- Finalist, Ecology & Environment (Adult Nonfiction)
Collectively, these essays work to reignite love for the nation’s wilds while also reminding readers of their awesome and terrible power.
Outdoors in the Southwest, a collection of essays and interviews from historian and professor Andrew Gulliford, seeks to attract attention to the remaining Western wilds, where revelations still await the brave. Dwelling on the edge of the Colorado wilderness, Gulliford himself laments diminishing appreciation for the nation’s parks and wildlife preserves, and he presents the Southwest as an ideal place to revive those interests.

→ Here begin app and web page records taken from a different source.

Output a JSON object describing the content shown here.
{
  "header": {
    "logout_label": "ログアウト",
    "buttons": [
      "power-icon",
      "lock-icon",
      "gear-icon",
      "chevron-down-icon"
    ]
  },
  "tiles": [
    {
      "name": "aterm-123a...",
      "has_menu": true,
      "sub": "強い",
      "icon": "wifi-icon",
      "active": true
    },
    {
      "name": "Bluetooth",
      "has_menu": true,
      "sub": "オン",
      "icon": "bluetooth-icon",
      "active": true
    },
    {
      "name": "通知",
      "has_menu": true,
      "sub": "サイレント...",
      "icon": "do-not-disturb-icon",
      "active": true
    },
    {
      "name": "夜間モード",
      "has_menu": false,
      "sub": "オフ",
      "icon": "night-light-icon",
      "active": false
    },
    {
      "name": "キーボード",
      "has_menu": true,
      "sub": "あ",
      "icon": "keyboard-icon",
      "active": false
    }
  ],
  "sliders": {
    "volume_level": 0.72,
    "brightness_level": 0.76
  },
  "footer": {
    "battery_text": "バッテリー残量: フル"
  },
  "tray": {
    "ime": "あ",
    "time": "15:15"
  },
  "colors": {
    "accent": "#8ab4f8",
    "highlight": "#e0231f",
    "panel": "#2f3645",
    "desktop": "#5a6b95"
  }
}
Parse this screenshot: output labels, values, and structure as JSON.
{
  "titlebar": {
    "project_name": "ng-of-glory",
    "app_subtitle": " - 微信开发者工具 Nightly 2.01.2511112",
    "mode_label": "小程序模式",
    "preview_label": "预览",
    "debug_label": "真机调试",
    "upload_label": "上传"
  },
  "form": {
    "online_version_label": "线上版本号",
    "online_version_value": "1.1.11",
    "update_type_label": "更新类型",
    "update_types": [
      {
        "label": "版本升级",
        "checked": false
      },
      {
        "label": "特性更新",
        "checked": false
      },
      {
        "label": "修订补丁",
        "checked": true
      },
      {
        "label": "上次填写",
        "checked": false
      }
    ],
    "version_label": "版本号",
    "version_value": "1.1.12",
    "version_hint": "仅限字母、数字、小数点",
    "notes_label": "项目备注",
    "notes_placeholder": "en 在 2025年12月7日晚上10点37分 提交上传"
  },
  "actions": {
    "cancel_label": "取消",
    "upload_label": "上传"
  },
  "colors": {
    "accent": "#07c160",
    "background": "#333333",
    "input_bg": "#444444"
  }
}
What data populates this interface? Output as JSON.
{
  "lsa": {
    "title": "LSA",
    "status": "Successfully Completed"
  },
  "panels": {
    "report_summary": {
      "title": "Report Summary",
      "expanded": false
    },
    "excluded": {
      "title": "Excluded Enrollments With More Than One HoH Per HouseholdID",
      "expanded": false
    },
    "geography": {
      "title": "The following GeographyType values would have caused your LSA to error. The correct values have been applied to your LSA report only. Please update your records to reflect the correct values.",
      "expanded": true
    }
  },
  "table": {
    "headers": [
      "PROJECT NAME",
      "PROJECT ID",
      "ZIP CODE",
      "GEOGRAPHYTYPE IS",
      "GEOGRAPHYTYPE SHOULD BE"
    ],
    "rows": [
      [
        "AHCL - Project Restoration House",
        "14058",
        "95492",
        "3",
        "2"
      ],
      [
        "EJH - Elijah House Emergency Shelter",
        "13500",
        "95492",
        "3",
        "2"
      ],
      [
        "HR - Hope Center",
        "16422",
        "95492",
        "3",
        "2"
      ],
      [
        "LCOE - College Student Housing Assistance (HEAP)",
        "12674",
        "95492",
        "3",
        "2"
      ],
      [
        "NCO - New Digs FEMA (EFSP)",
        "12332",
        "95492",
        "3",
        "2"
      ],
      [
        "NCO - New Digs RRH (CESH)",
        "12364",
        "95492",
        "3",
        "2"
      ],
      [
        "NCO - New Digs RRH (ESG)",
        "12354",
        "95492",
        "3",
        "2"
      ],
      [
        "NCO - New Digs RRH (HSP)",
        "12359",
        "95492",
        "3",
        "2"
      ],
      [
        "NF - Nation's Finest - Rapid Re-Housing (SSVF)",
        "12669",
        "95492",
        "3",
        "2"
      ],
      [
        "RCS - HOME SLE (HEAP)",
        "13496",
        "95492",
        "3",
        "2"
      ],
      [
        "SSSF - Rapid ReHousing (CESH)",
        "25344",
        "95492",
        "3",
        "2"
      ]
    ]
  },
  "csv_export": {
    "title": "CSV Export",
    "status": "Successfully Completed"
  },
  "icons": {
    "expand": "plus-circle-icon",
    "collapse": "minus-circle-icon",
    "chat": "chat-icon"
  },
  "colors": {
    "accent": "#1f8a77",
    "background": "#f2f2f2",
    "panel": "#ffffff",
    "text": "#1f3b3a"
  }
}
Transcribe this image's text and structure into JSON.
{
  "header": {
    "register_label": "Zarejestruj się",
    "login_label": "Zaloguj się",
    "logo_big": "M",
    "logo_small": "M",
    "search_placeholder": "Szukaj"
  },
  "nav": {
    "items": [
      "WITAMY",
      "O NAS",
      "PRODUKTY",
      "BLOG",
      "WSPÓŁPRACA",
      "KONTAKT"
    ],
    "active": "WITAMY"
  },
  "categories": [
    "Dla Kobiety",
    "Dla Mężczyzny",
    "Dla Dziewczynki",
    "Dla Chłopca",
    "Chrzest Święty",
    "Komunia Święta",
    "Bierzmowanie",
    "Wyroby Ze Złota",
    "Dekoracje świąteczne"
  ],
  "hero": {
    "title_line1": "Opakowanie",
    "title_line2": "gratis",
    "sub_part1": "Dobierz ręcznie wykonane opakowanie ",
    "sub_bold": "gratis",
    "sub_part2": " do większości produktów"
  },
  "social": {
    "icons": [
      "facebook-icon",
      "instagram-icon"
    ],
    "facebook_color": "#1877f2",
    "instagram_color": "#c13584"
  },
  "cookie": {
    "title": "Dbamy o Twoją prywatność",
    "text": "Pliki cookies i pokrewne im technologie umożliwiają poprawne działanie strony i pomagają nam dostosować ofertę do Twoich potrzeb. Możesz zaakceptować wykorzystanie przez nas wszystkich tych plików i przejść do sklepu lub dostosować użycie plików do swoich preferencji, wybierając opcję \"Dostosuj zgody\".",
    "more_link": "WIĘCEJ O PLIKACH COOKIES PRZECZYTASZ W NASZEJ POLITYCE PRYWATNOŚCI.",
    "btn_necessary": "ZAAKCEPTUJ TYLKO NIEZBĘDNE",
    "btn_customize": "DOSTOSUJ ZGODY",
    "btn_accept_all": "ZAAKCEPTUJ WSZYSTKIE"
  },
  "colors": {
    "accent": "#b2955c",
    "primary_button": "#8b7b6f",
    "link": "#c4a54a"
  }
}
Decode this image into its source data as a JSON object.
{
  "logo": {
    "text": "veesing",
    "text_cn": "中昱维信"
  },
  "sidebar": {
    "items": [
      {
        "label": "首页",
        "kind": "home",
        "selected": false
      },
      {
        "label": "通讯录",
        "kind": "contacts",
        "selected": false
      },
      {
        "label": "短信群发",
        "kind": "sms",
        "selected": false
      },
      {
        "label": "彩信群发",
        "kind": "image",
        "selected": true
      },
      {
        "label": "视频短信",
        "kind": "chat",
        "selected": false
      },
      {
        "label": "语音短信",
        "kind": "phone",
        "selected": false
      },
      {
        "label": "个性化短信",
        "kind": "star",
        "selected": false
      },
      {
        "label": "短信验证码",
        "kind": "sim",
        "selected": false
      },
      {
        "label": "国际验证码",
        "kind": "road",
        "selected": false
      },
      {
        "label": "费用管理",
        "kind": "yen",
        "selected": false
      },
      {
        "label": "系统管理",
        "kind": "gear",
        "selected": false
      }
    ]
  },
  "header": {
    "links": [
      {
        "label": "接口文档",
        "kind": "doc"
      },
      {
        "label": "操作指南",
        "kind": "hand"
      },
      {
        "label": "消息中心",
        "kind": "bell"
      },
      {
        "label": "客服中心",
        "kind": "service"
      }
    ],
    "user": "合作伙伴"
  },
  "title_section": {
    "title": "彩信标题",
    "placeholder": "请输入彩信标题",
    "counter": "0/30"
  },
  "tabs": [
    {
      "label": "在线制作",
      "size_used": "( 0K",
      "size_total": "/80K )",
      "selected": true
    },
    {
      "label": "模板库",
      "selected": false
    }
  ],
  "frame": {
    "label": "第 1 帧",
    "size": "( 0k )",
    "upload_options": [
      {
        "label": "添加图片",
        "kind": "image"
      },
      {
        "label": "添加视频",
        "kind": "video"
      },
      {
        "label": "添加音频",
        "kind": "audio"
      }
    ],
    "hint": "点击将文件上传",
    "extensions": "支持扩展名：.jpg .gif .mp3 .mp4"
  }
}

Sections focus on natural landscape features, including mountains, canyons, and rivers, or upon aspects of human interaction with them—how to approach relics, how to engage the wilderness, how to thank nature for its gifts. Each section begins with an introduction from Gulliford, who draws upon his personal interactions with the wild to illuminate areas worth consideration.
Such passages have a reverent quality, at times poetic in their appreciation of the landscape. Gulliford also offers concrete proposals for readers regarding focal topics, such as ecologically aware political engagement and adventure preparedness.
Each subsection is then turned over to other writers, including Barbara Kingsolver, whose solitary time spent on a centuries-old Native American homestead led her to a moment of perfect clarity. “I treasure my memory of the day I lingered near water and covered no ground,” she writes. “I’ve [never] had such a clear fix on what it means to be human.” Pagan folk heroine Katie Lee writes of her confidence when interacting with the natural world and how she was humbled by a near-death experience in a deep natural pool.
Humor and beauty work in neat concert with stories of accidental death or near death; the writers are as likely to laud high skies and ancient artifacts as they are to reflect upon the pitfalls of trying to return to a busy world from the wide wilderness. A section on depression amongst river guides proves a particularly disquieting reminder of human fragility.
Even in their most terrifying and ephemeral moments, the essays of Outdoors in the Southwest are infused with a sense that the wilderness is both holy and elusive, worth pursuing even as it evades capture. “If I seek out new places only for the sake of accumulating sights and experiences,” writes one contributor, “I might as well stop now. My persistence … attempt[s] a minor miracle. I harbor a noble but futile hope that the next climb … will change me for the better.” Gulliford’s collection, in its diversity and vivacity, is likely to awaken the same hope in an adventurous readership.
Michelle Anne Schingler
Disclosure: This article is not an endorsement, but a review. The author of this book provided free copies of the book to have their book reviewed by a professional reviewer. No fee was paid by the author for this review. Foreword Reviews only recommends books that we love. Foreword Magazine, Inc. is disclosing this in accordance with the Federal Trade Commission’s 16 CFR, Part 255.